There are a few other things to remember about these accounts:
- You can only redeem Avios for members of the household account or select nominated travelers (more on that below); this is the biggest restriction, as joining a household account prevents you from redeeming Avios for anyone
- You can only change the address on a household account once every six months
- When you redeem Avios from a household account, a proportional percentage of Avios will be pulled from each account in relation to the balance; in other words, if three household members had 50,000 Avios, 30,000 Avios, and 20,000 Avios, and you made a 10,000 Avios redemption, then those members would have 5,000 Avios, 3,000 Avios, and 2,000 Avios pulled, respectively
You can also create a list of family and friends
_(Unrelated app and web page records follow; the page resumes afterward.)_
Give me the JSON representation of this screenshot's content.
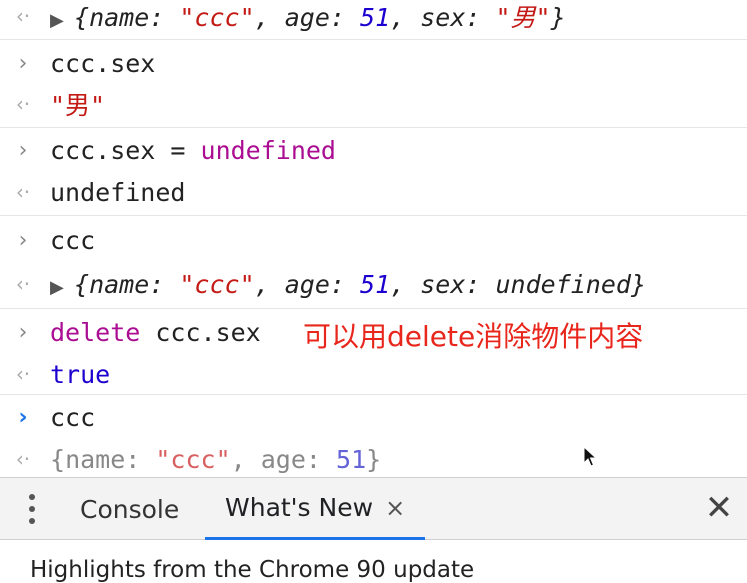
{
  "console": {
    "row1": {
      "brace_open": "{",
      "k1": "name: ",
      "v1": "\"ccc\"",
      "sep1": ", ",
      "k2": "age: ",
      "v2": "51",
      "sep2": ", ",
      "k3": "sex: ",
      "v3": "\"男\"",
      "brace_close": "}"
    },
    "row2": {
      "input": "ccc.sex",
      "output": "\"男\""
    },
    "row3": {
      "input_a": "ccc.sex = ",
      "input_b": "undefined",
      "output": "undefined"
    },
    "row4": {
      "input": "ccc",
      "brace_open": "{",
      "k1": "name: ",
      "v1": "\"ccc\"",
      "sep1": ", ",
      "k2": "age: ",
      "v2": "51",
      "sep2": ", ",
      "k3": "sex: ",
      "v3": "undefined",
      "brace_close": "}"
    },
    "row5": {
      "input_kw": "delete",
      "input_rest": " ccc.sex",
      "output": "true"
    },
    "row6": {
      "input": "ccc",
      "brace_open": "{",
      "k1": "name: ",
      "v1": "\"ccc\"",
      "sep1": ", ",
      "k2": "age: ",
      "v2": "51",
      "brace_close": "}"
    }
  },
  "annotation": {
    "text": "可以用delete消除物件内容",
    "color": "#e8261c"
  },
  "drawer": {
    "tabs": [
      {
        "label": "Console",
        "active": false
      },
      {
        "label": "What's New",
        "active": true
      }
    ],
    "tab_close_glyph": "×",
    "close_glyph": "✕",
    "highlights": "Highlights from the Chrome 90 update"
  },
  "icons": {
    "input_prompt": "›",
    "output_arrow": "‹·",
    "expand": "▶",
    "kebab": "more-vert-icon"
  },
  "colors": {
    "accent": "#1a73e8",
    "string": "#c41a16",
    "number": "#1c00cf",
    "keyword": "#aa0d91"
  }
}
The biggest restriction on household accounts is that they limit the people you can redeem your Avios for. This is a major limitation if you’re someone who likes redeeming Avios for those not at the same address as you.
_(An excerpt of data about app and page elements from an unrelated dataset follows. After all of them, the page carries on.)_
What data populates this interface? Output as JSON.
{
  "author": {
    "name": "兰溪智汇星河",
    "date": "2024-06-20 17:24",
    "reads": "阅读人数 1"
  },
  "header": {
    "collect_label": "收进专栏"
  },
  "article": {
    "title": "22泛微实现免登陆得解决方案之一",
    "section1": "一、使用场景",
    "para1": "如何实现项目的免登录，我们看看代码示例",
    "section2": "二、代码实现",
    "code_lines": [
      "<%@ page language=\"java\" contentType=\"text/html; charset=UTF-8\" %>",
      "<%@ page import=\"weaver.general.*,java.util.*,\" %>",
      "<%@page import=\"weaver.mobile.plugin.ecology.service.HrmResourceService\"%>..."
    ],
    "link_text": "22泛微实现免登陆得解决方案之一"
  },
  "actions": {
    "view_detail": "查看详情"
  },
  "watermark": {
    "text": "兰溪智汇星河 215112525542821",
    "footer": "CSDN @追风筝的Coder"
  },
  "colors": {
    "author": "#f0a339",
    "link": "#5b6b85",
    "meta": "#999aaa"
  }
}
However, the good news is that there’s a way to get around this. British Airways lets you nominate up to five family and friends who you can redeem Avios from your household account for, even if they don’t live at the same address.
This means that in addition to being allowed up to seven members of the household account, you can add a further five redemption nominees.
The major restriction here is that you can’t remove someone from your family and friends list until they’ve been on there for at least six months, so you can’t constantly change these nominees.
Is a British Airways family account worth it?
In general, absolutely. I’m all for consolidating points as much as possible in order to make it easier to keep track of them and maximize redemption opportunities. By creating a household account, it becomes easier to prevent Avios from expiring, and also makes Avios easier to redeem.
With other programs, one major limitation is that you need enough points in one account to redeem for an award. That’s not a problem with British Airways Executive Club, thanks to this feature.
There are only two reasons you shouldn’t form a household account, which I’ll cover below.
Limits on who you can redeem Avios for
One major restriction with creating a household account is that you can only redeem your Avios for up to seven members of your household, plus up to five nominated travelers.
Realistically this shouldn’t be a major issue, because that covers a lot of people. But it’s at least something to be aware of.
Limits on transferring between Avios programs
I’d argue there’s one bigger limitation. There are four loyalty programs earning Avios — British Airways Executive Club, Iberia Plus, Aer Lingus AerClub, and Qatar Airways Privilege Club.
Each program has some unique perks, and as long as each account is open for 90 days and you have at least some activity, you can transfer Avios between accounts at no cost. That’s a great feature.
While you can still transfer British Airways Avios to Aer Lingus, Iberia, and Qatar Airways, if you have a household account, you can’t transfer the other way around.
For example, in addition to the excellent British Airways Visa Signature® Card (review), there’s also the Iberia Visa Signature® Card (review) and Aer Lingus Visa Signature® Card (review). You’re potentially eligible for the bonuses on all three of these cards, and if you don’t create a household account you could pool all of those Avios.
It’s great that British Airways allows household accounts, whereby you can pool the Avios earned by several people, and even nominate friends and family that you can redeem for.
This is a solid opportunity in situations where you wouldn’t otherwise have enough Avios for the redemption you want, but pooling Avios makes that possible.
That being said, there are a couple of downsides. When you create a household account you can’t redeem Avios for non-household or nominated members, and you also can’t transfer Avios from Aer Lingus, Iberia, and Qatar Airways, to British Airways.
Personally I think it’s worth being aware of household accounts, but I wouldn’t form one until you have a specific use in mind.
Have you formed a British Airways household account, and if so, what has your experience been like?